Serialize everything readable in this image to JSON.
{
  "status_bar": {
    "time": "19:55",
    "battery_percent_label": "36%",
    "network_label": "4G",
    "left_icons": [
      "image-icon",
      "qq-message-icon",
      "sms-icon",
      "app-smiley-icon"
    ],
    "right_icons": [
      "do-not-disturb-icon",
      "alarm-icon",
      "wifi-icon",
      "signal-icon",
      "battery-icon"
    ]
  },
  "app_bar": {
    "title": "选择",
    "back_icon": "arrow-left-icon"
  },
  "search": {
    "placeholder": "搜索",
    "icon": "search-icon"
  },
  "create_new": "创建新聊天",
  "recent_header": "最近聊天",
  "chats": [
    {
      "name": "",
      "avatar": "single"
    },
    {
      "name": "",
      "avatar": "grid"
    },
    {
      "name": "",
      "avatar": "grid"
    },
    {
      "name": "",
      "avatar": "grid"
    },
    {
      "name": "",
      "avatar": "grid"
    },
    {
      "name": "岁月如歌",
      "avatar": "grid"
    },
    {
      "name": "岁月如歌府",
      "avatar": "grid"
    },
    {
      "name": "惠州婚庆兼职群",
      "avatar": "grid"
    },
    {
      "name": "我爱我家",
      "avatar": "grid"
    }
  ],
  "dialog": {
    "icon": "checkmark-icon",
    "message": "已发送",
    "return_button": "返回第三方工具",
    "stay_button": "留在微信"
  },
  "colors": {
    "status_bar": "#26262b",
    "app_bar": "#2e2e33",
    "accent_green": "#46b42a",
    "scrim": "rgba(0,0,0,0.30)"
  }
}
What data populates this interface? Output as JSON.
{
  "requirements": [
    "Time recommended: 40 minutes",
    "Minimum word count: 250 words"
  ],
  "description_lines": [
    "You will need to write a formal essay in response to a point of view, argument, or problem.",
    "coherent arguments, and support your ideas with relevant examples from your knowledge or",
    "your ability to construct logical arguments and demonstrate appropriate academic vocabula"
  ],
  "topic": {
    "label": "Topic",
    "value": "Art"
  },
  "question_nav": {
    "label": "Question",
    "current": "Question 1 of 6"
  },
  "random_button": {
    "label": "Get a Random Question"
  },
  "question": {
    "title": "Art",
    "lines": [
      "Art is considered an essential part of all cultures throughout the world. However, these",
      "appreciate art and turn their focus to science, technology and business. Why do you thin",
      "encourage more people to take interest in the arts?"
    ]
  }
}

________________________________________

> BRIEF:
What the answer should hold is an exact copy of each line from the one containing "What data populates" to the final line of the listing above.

> ANSWER:
What data populates this interface? Output as JSON.
{
  "requirements": [
    "Time recommended: 40 minutes",
    "Minimum word count: 250 words"
  ],
  "description_lines": [
    "You will need to write a formal essay in response to a point of view, argument, or problem.",
    "coherent arguments, and support your ideas with relevant examples from your knowledge or",
    "your ability to construct logical arguments and demonstrate appropriate academic vocabula"
  ],
  "topic": {
    "label": "Topic",
    "value": "Art"
  },
  "question_nav": {
    "label": "Question",
    "current": "Question 1 of 6"
  },
  "random_button": {
    "label": "Get a Random Question"
  },
  "question": {
    "title": "Art",
    "lines": [
      "Art is considered an essential part of all cultures throughout the world. However, these",
      "appreciate art and turn their focus to science, technology and business. Why do you thin",
      "encourage more people to take interest in the arts?"
    ]
  }
}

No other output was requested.